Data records
#####

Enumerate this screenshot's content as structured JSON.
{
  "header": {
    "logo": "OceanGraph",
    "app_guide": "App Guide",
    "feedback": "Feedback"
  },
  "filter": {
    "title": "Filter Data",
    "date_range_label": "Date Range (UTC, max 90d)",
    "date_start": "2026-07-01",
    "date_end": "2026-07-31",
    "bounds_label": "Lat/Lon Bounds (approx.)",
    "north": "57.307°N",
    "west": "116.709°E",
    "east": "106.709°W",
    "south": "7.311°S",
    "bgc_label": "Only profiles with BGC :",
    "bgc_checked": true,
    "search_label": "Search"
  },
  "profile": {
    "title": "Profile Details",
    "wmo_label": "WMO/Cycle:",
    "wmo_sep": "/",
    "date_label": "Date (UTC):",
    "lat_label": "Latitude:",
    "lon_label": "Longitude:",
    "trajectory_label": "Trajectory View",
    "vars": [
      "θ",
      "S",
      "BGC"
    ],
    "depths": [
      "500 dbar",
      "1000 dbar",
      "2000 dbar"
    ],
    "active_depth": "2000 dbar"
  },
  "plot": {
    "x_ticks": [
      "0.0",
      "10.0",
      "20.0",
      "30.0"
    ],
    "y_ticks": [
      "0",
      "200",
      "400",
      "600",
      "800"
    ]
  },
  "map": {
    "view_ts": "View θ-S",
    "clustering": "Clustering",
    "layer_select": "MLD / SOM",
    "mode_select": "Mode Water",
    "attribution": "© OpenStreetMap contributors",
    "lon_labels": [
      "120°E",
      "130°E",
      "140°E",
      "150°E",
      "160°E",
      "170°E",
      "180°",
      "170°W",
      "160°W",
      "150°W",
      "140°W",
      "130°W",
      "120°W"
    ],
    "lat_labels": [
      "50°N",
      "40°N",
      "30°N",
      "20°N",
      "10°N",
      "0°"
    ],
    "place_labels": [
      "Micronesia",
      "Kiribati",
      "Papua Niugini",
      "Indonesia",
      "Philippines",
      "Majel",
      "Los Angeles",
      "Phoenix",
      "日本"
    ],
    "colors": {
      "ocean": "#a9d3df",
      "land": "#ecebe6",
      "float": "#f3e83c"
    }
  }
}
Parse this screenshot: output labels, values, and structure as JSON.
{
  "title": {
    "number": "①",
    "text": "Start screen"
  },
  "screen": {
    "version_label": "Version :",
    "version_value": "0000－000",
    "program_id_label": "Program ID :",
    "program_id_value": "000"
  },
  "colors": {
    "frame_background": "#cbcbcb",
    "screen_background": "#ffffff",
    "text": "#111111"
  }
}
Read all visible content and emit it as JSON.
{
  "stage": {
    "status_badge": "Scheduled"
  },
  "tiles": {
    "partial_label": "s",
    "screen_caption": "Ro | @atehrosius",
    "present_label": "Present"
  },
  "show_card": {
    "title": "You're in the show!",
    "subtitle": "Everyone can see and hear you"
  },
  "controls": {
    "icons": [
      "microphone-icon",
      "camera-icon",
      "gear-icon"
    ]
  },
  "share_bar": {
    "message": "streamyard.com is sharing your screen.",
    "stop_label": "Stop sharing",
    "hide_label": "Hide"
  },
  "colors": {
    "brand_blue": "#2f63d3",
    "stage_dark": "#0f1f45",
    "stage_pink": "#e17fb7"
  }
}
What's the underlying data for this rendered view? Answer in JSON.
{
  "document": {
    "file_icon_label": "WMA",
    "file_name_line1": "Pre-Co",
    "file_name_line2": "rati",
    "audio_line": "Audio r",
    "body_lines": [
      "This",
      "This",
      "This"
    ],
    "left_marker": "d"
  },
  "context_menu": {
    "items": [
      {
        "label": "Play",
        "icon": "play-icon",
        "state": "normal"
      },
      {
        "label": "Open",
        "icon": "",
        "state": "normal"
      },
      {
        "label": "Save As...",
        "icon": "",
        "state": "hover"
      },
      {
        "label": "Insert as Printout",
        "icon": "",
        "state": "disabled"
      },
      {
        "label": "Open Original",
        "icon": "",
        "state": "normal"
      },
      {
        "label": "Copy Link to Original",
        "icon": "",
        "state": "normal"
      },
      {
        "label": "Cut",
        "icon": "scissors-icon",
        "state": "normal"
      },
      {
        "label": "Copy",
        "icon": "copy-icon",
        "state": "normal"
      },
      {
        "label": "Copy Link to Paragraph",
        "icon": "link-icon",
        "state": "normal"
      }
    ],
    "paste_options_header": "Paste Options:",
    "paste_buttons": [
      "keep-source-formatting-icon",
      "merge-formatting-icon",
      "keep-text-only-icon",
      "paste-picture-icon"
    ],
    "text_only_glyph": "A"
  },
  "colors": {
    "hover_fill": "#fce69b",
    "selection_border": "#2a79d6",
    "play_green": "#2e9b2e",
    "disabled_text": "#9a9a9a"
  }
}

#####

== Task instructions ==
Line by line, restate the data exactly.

== Exercise result ==
Enumerate this screenshot's content as structured JSON.
{
  "header": {
    "logo": "OceanGraph",
    "app_guide": "App Guide",
    "feedback": "Feedback"
  },
  "filter": {
    "title": "Filter Data",
    "date_range_label": "Date Range (UTC, max 90d)",
    "date_start": "2026-07-01",
    "date_end": "2026-07-31",
    "bounds_label": "Lat/Lon Bounds (approx.)",
    "north": "57.307°N",
    "west": "116.709°E",
    "east": "106.709°W",
    "south": "7.311°S",
    "bgc_label": "Only profiles with BGC :",
    "bgc_checked": true,
    "search_label": "Search"
  },
  "profile": {
    "title": "Profile Details",
    "wmo_label": "WMO/Cycle:",
    "wmo_sep": "/",
    "date_label": "Date (UTC):",
    "lat_label": "Latitude:",
    "lon_label": "Longitude:",
    "trajectory_label": "Trajectory View",
    "vars": [
      "θ",
      "S",
      "BGC"
    ],
    "depths": [
      "500 dbar",
      "1000 dbar",
      "2000 dbar"
    ],
    "active_depth": "2000 dbar"
  },
  "plot": {
    "x_ticks": [
      "0.0",
      "10.0",
      "20.0",
      "30.0"
    ],
    "y_ticks": [
      "0",
      "200",
      "400",
      "600",
      "800"
    ]
  },
  "map": {
    "view_ts": "View θ-S",
    "clustering": "Clustering",
    "layer_select": "MLD / SOM",
    "mode_select": "Mode Water",
    "attribution": "© OpenStreetMap contributors",
    "lon_labels": [
      "120°E",
      "130°E",
      "140°E",
      "150°E",
      "160°E",
      "170°E",
      "180°",
      "170°W",
      "160°W",
      "150°W",
      "140°W",
      "130°W",
      "120°W"
    ],
    "lat_labels": [
      "50°N",
      "40°N",
      "30°N",
      "20°N",
      "10°N",
      "0°"
    ],
    "place_labels": [
      "Micronesia",
      "Kiribati",
      "Papua Niugini",
      "Indonesia",
      "Philippines",
      "Majel",
      "Los Angeles",
      "Phoenix",
      "日本"
    ],
    "colors": {
      "ocean": "#a9d3df",
      "land": "#ecebe6",
      "float": "#f3e83c"
    }
  }
}
Parse this screenshot: output labels, values, and structure as JSON.
{
  "title": {
    "number": "①",
    "text": "Start screen"
  },
  "screen": {
    "version_label": "Version :",
    "version_value": "0000－000",
    "program_id_label": "Program ID :",
    "program_id_value": "000"
  },
  "colors": {
    "frame_background": "#cbcbcb",
    "screen_background": "#ffffff",
    "text": "#111111"
  }
}
Read all visible content and emit it as JSON.
{
  "stage": {
    "status_badge": "Scheduled"
  },
  "tiles": {
    "partial_label": "s",
    "screen_caption": "Ro | @atehrosius",
    "present_label": "Present"
  },
  "show_card": {
    "title": "You're in the show!",
    "subtitle": "Everyone can see and hear you"
  },
  "controls": {
    "icons": [
      "microphone-icon",
      "camera-icon",
      "gear-icon"
    ]
  },
  "share_bar": {
    "message": "streamyard.com is sharing your screen.",
    "stop_label": "Stop sharing",
    "hide_label": "Hide"
  },
  "colors": {
    "brand_blue": "#2f63d3",
    "stage_dark": "#0f1f45",
    "stage_pink": "#e17fb7"
  }
}
What's the underlying data for this rendered view? Answer in JSON.
{
  "document": {
    "file_icon_label": "WMA",
    "file_name_line1": "Pre-Co",
    "file_name_line2": "rati",
    "audio_line": "Audio r",
    "body_lines": [
      "This",
      "This",
      "This"
    ],
    "left_marker": "d"
  },
  "context_menu": {
    "items": [
      {
        "label": "Play",
        "icon": "play-icon",
        "state": "normal"
      },
      {
        "label": "Open",
        "icon": "",
        "state": "normal"
      },
      {
        "label": "Save As...",
        "icon": "",
        "state": "hover"
      },
      {
        "label": "Insert as Printout",
        "icon": "",
        "state": "disabled"
      },
      {
        "label": "Open Original",
        "icon": "",
        "state": "normal"
      },
      {
        "label": "Copy Link to Original",
        "icon": "",
        "state": "normal"
      },
      {
        "label": "Cut",
        "icon": "scissors-icon",
        "state": "normal"
      },
      {
        "label": "Copy",
        "icon": "copy-icon",
        "state": "normal"
      },
      {
        "label": "Copy Link to Paragraph",
        "icon": "link-icon",
        "state": "normal"
      }
    ],
    "paste_options_header": "Paste Options:",
    "paste_buttons": [
      "keep-source-formatting-icon",
      "merge-formatting-icon",
      "keep-text-only-icon",
      "paste-picture-icon"
    ],
    "text_only_glyph": "A"
  },
  "colors": {
    "hover_fill": "#fce69b",
    "selection_border": "#2a79d6",
    "play_green": "#2e9b2e",
    "disabled_text": "#9a9a9a"
  }
}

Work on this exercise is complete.